### Exercise aim
Copy all the data exactly, except the pictures.

### Source records
===============

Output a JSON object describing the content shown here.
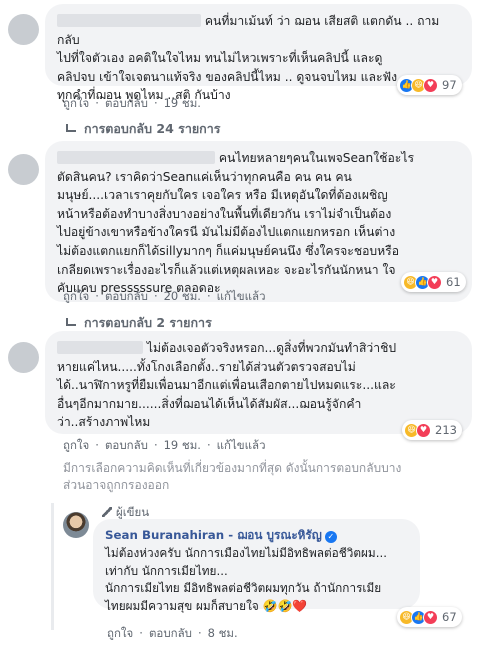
{
  "comments": [
    {
      "text_lines": [
        "คนที่มาเม้นท์ ว่า ฌอน เสียสติ แตกดัน .. ถามกลับ",
        "ไปที่ใจตัวเอง อคติในใจไหม ทนไม่ไหวเพราะที่เห็นคลิปนี้ และดู",
        "คลิปจบ เข้าใจเจตนาแท้จริง ของคลิปนี้ไหม .. ดูจนจบไหม และฟัง",
        "ทุกคำที่ฌอน พูดไหม ..สติ กันบ้าง"
      ],
      "like": "ถูกใจ",
      "reply": "ตอบกลับ",
      "time": "19 ชม.",
      "reactions_count": "97",
      "replies_link": "การตอบกลับ 24 รายการ"
    },
    {
      "text_lines": [
        "คนไทยหลายๆคนในเพจSeanใช้อะไร",
        "ตัดสินคน? เราคิดว่าSeanแค่เห็นว่าทุกคนคือ คน คน คน",
        "มนุษย์....เวลาเราคุยกับใคร เจอใคร หรือ มีเหตุอันใดที่ต้องเผชิญ",
        "หน้าหรือต้องทำบางสิ่งบางอย่างในพื้นที่เดียวกัน เราไม่จำเป็นต้อง",
        "ไปอยู่ข้างเขาหรือข้างใครนี มันไม่มีต้องไปแตกแยกหรอก เห็นต่าง",
        "ไม่ต้องแตกแยกก็ได้sillyมากๆ ก็แค่มนุษย์คนนึง ซึ่งใครจะชอบหรือ",
        "เกลียดเพราะเรื่องอะไรก็แล้วแต่เหตุผลเหอะ จะอะไรกันนักหนา ใจ",
        "คับแคบ presssssure ตลอดอะ"
      ],
      "like": "ถูกใจ",
      "reply": "ตอบกลับ",
      "time": "20 ชม.",
      "edited": "แก้ไขแล้ว",
      "reactions_count": "61",
      "replies_link": "การตอบกลับ 2 รายการ"
    },
    {
      "text_lines": [
        "ไม่ต้องเจอตัวจริงหรอก...ดูสิ่งที่พวกมันทำสิว่าชิป",
        "หายแค่ไหน.....ทั้งโกงเลือกตั้ง..รายได้ส่วนตัวตรวจสอบไม่",
        "ได้..นาฬิกาหรูที่ยืมเพื่อนมาอีกแต่เพื่อนเสือกตายไปหมดแระ...และ",
        "อื่นๆอีกมากมาย......สิ่งที่ฌอนได้เห็นได้สัมผัส...ฌอนรู้จักคำ",
        "ว่า..สร้างภาพไหม"
      ],
      "like": "ถูกใจ",
      "reply": "ตอบกลับ",
      "time": "19 ชม.",
      "edited": "แก้ไขแล้ว",
      "reactions_count": "213"
    }
  ],
  "filter_notice": [
    "มีการเลือกความคิดเห็นที่เกี่ยวข้องมากที่สุด ดังนั้นการตอบกลับบาง",
    "ส่วนอาจถูกกรองออก"
  ],
  "reply": {
    "author_tag": "ผู้เขียน",
    "author": "Sean Buranahiran - ฌอน บูรณะหิรัญ",
    "text_lines": [
      "ไม่ต้องห่วงครับ นักการเมืองไทยไม่มีอิทธิพลต่อชีวิตผม...",
      "เท่ากับ นักการเมียไทย...",
      "นักการเมียไทย มีอิทธิพลต่อชีวิตผมทุกวัน ถ้านักการเมีย",
      "ไทยผมมีความสุข ผมก็สบายใจ"
    ],
    "trailing_emoji": "🤣🤣❤️",
    "like": "ถูกใจ",
    "reply": "ตอบกลับ",
    "time": "8 ชม.",
    "reactions_count": "67"
  },
  "colors": {
    "link_blue": "#385898",
    "meta_gray": "#606770",
    "bubble_bg": "#f2f3f5",
    "like_blue": "#1877f2",
    "haha_yellow": "#f7b928",
    "love_red": "#f33e58"
  }
}
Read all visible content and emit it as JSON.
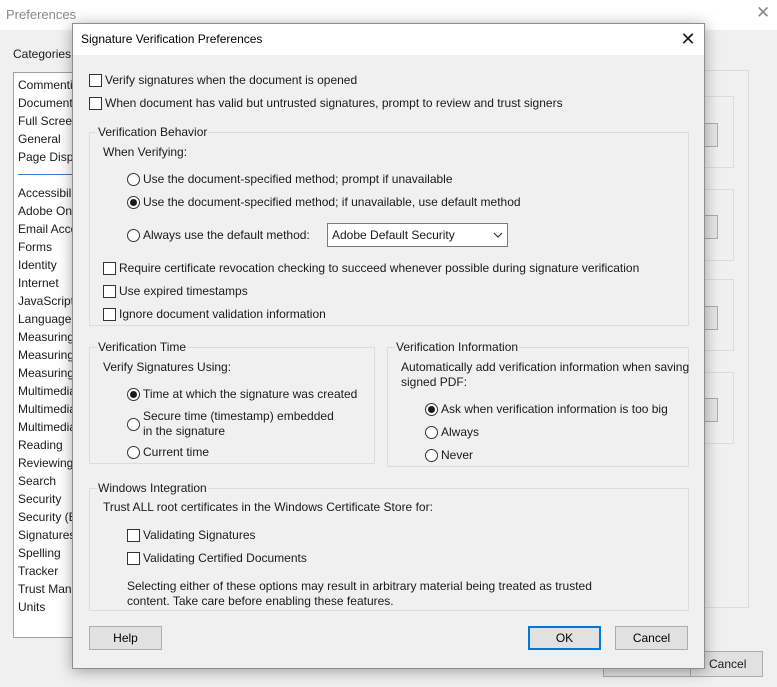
{
  "background_window": {
    "title": "Preferences",
    "close_glyph": "✕",
    "categories_label": "Categories:",
    "categories_top": [
      "Commenting",
      "Documents",
      "Full Screen",
      "General",
      "Page Display"
    ],
    "categories": [
      "Accessibility",
      "Adobe Online Services",
      "Email Accounts",
      "Forms",
      "Identity",
      "Internet",
      "JavaScript",
      "Language",
      "Measuring (2D)",
      "Measuring (3D)",
      "Measuring (Geo)",
      "Multimedia (legacy)",
      "Multimedia Trust (legacy)",
      "Multimedia & 3D",
      "Reading",
      "Reviewing",
      "Search",
      "Security",
      "Security (Enhanced)",
      "Signatures",
      "Spelling",
      "Tracker",
      "Trust Manager",
      "Units"
    ],
    "cancel_label": "Cancel"
  },
  "dialog": {
    "title": "Signature Verification Preferences",
    "close_glyph": "✕",
    "verify_on_open": {
      "label": "Verify signatures when the document is opened",
      "checked": false
    },
    "prompt_untrusted": {
      "label": "When document has valid but untrusted signatures, prompt to review and trust signers",
      "checked": false
    },
    "verification_behavior": {
      "group_label": "Verification Behavior",
      "when_verifying": "When Verifying:",
      "options": [
        {
          "label": "Use the document-specified method; prompt if unavailable",
          "selected": false
        },
        {
          "label": "Use the document-specified method; if unavailable, use default method",
          "selected": true
        },
        {
          "label": "Always use the default method:",
          "selected": false
        }
      ],
      "default_method_value": "Adobe Default Security",
      "checkboxes": [
        {
          "label": "Require certificate revocation checking to succeed whenever possible during signature verification",
          "checked": false
        },
        {
          "label": "Use expired timestamps",
          "checked": false
        },
        {
          "label": "Ignore document validation information",
          "checked": false
        }
      ]
    },
    "verification_time": {
      "group_label": "Verification Time",
      "subtitle": "Verify Signatures Using:",
      "options": [
        {
          "label": "Time at which the signature was created",
          "selected": true
        },
        {
          "label_line1": "Secure time (timestamp) embedded",
          "label_line2": "in the signature",
          "selected": false
        },
        {
          "label": "Current time",
          "selected": false
        }
      ]
    },
    "verification_information": {
      "group_label": "Verification Information",
      "description_line1": "Automatically add verification information when saving",
      "description_line2": "signed PDF:",
      "options": [
        {
          "label": "Ask when verification information is too big",
          "selected": true
        },
        {
          "label": "Always",
          "selected": false
        },
        {
          "label": "Never",
          "selected": false
        }
      ]
    },
    "windows_integration": {
      "group_label": "Windows Integration",
      "description": "Trust ALL root certificates in the Windows Certificate Store for:",
      "checkboxes": [
        {
          "label": "Validating Signatures",
          "checked": false
        },
        {
          "label": "Validating Certified Documents",
          "checked": false
        }
      ],
      "note": "Selecting either of these options may result in arbitrary material being treated as trusted content. Take care before enabling these features."
    },
    "help_label": "Help",
    "ok_label": "OK",
    "cancel_label": "Cancel"
  }
}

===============

### Response area
Output a JSON object describing the content shown here.
{
  "comments": [
    {
      "text_lines": [
        "คนที่มาเม้นท์ ว่า ฌอน เสียสติ แตกดัน .. ถามกลับ",
        "ไปที่ใจตัวเอง อคติในใจไหม ทนไม่ไหวเพราะที่เห็นคลิปนี้ และดู",
        "คลิปจบ เข้าใจเจตนาแท้จริง ของคลิปนี้ไหม .. ดูจนจบไหม และฟัง",
        "ทุกคำที่ฌอน พูดไหม ..สติ กันบ้าง"
      ],
      "like": "ถูกใจ",
      "reply": "ตอบกลับ",
      "time": "19 ชม.",
      "reactions_count": "97",
      "replies_link": "การตอบกลับ 24 รายการ"
    },
    {
      "text_lines": [
        "คนไทยหลายๆคนในเพจSeanใช้อะไร",
        "ตัดสินคน? เราคิดว่าSeanแค่เห็นว่าทุกคนคือ คน คน คน",
        "มนุษย์....เวลาเราคุยกับใคร เจอใคร หรือ มีเหตุอันใดที่ต้องเผชิญ",
        "หน้าหรือต้องทำบางสิ่งบางอย่างในพื้นที่เดียวกัน เราไม่จำเป็นต้อง",
        "ไปอยู่ข้างเขาหรือข้างใครนี มันไม่มีต้องไปแตกแยกหรอก เห็นต่าง",
        "ไม่ต้องแตกแยกก็ได้sillyมากๆ ก็แค่มนุษย์คนนึง ซึ่งใครจะชอบหรือ",
        "เกลียดเพราะเรื่องอะไรก็แล้วแต่เหตุผลเหอะ จะอะไรกันนักหนา ใจ",
        "คับแคบ presssssure ตลอดอะ"
      ],
      "like": "ถูกใจ",
      "reply": "ตอบกลับ",
      "time": "20 ชม.",
      "edited": "แก้ไขแล้ว",
      "reactions_count": "61",
      "replies_link": "การตอบกลับ 2 รายการ"
    },
    {
      "text_lines": [
        "ไม่ต้องเจอตัวจริงหรอก...ดูสิ่งที่พวกมันทำสิว่าชิป",
        "หายแค่ไหน.....ทั้งโกงเลือกตั้ง..รายได้ส่วนตัวตรวจสอบไม่",
        "ได้..นาฬิกาหรูที่ยืมเพื่อนมาอีกแต่เพื่อนเสือกตายไปหมดแระ...และ",
        "อื่นๆอีกมากมาย......สิ่งที่ฌอนได้เห็นได้สัมผัส...ฌอนรู้จักคำ",
        "ว่า..สร้างภาพไหม"
      ],
      "like": "ถูกใจ",
      "reply": "ตอบกลับ",
      "time": "19 ชม.",
      "edited": "แก้ไขแล้ว",
      "reactions_count": "213"
    }
  ],
  "filter_notice": [
    "มีการเลือกความคิดเห็นที่เกี่ยวข้องมากที่สุด ดังนั้นการตอบกลับบาง",
    "ส่วนอาจถูกกรองออก"
  ],
  "reply": {
    "author_tag": "ผู้เขียน",
    "author": "Sean Buranahiran - ฌอน บูรณะหิรัญ",
    "text_lines": [
      "ไม่ต้องห่วงครับ นักการเมืองไทยไม่มีอิทธิพลต่อชีวิตผม...",
      "เท่ากับ นักการเมียไทย...",
      "นักการเมียไทย มีอิทธิพลต่อชีวิตผมทุกวัน ถ้านักการเมีย",
      "ไทยผมมีความสุข ผมก็สบายใจ"
    ],
    "trailing_emoji": "🤣🤣❤️",
    "like": "ถูกใจ",
    "reply": "ตอบกลับ",
    "time": "8 ชม.",
    "reactions_count": "67"
  },
  "colors": {
    "link_blue": "#385898",
    "meta_gray": "#606770",
    "bubble_bg": "#f2f3f5",
    "like_blue": "#1877f2",
    "haha_yellow": "#f7b928",
    "love_red": "#f33e58"
  }
}
Read all visible content and emit it as JSON.
{
  "background_window": {
    "title": "Preferences",
    "close_glyph": "✕",
    "categories_label": "Categories:",
    "categories_top": [
      "Commenting",
      "Documents",
      "Full Screen",
      "General",
      "Page Display"
    ],
    "categories": [
      "Accessibility",
      "Adobe Online Services",
      "Email Accounts",
      "Forms",
      "Identity",
      "Internet",
      "JavaScript",
      "Language",
      "Measuring (2D)",
      "Measuring (3D)",
      "Measuring (Geo)",
      "Multimedia (legacy)",
      "Multimedia Trust (legacy)",
      "Multimedia & 3D",
      "Reading",
      "Reviewing",
      "Search",
      "Security",
      "Security (Enhanced)",
      "Signatures",
      "Spelling",
      "Tracker",
      "Trust Manager",
      "Units"
    ],
    "cancel_label": "Cancel"
  },
  "dialog": {
    "title": "Signature Verification Preferences",
    "close_glyph": "✕",
    "verify_on_open": {
      "label": "Verify signatures when the document is opened",
      "checked": false
    },
    "prompt_untrusted": {
      "label": "When document has valid but untrusted signatures, prompt to review and trust signers",
      "checked": false
    },
    "verification_behavior": {
      "group_label": "Verification Behavior",
      "when_verifying": "When Verifying:",
      "options": [
        {
          "label": "Use the document-specified method; prompt if unavailable",
          "selected": false
        },
        {
          "label": "Use the document-specified method; if unavailable, use default method",
          "selected": true
        },
        {
          "label": "Always use the default method:",
          "selected": false
        }
      ],
      "default_method_value": "Adobe Default Security",
      "checkboxes": [
        {
          "label": "Require certificate revocation checking to succeed whenever possible during signature verification",
          "checked": false
        },
        {
          "label": "Use expired timestamps",
          "checked": false
        },
        {
          "label": "Ignore document validation information",
          "checked": false
        }
      ]
    },
    "verification_time": {
      "group_label": "Verification Time",
      "subtitle": "Verify Signatures Using:",
      "options": [
        {
          "label": "Time at which the signature was created",
          "selected": true
        },
        {
          "label_line1": "Secure time (timestamp) embedded",
          "label_line2": "in the signature",
          "selected": false
        },
        {
          "label": "Current time",
          "selected": false
        }
      ]
    },
    "verification_information": {
      "group_label": "Verification Information",
      "description_line1": "Automatically add verification information when saving",
      "description_line2": "signed PDF:",
      "options": [
        {
          "label": "Ask when verification information is too big",
          "selected": true
        },
        {
          "label": "Always",
          "selected": false
        },
        {
          "label": "Never",
          "selected": false
        }
      ]
    },
    "windows_integration": {
      "group_label": "Windows Integration",
      "description": "Trust ALL root certificates in the Windows Certificate Store for:",
      "checkboxes": [
        {
          "label": "Validating Signatures",
          "checked": false
        },
        {
          "label": "Validating Certified Documents",
          "checked": false
        }
      ],
      "note": "Selecting either of these options may result in arbitrary material being treated as trusted content. Take care before enabling these features."
    },
    "help_label": "Help",
    "ok_label": "OK",
    "cancel_label": "Cancel"
  }
}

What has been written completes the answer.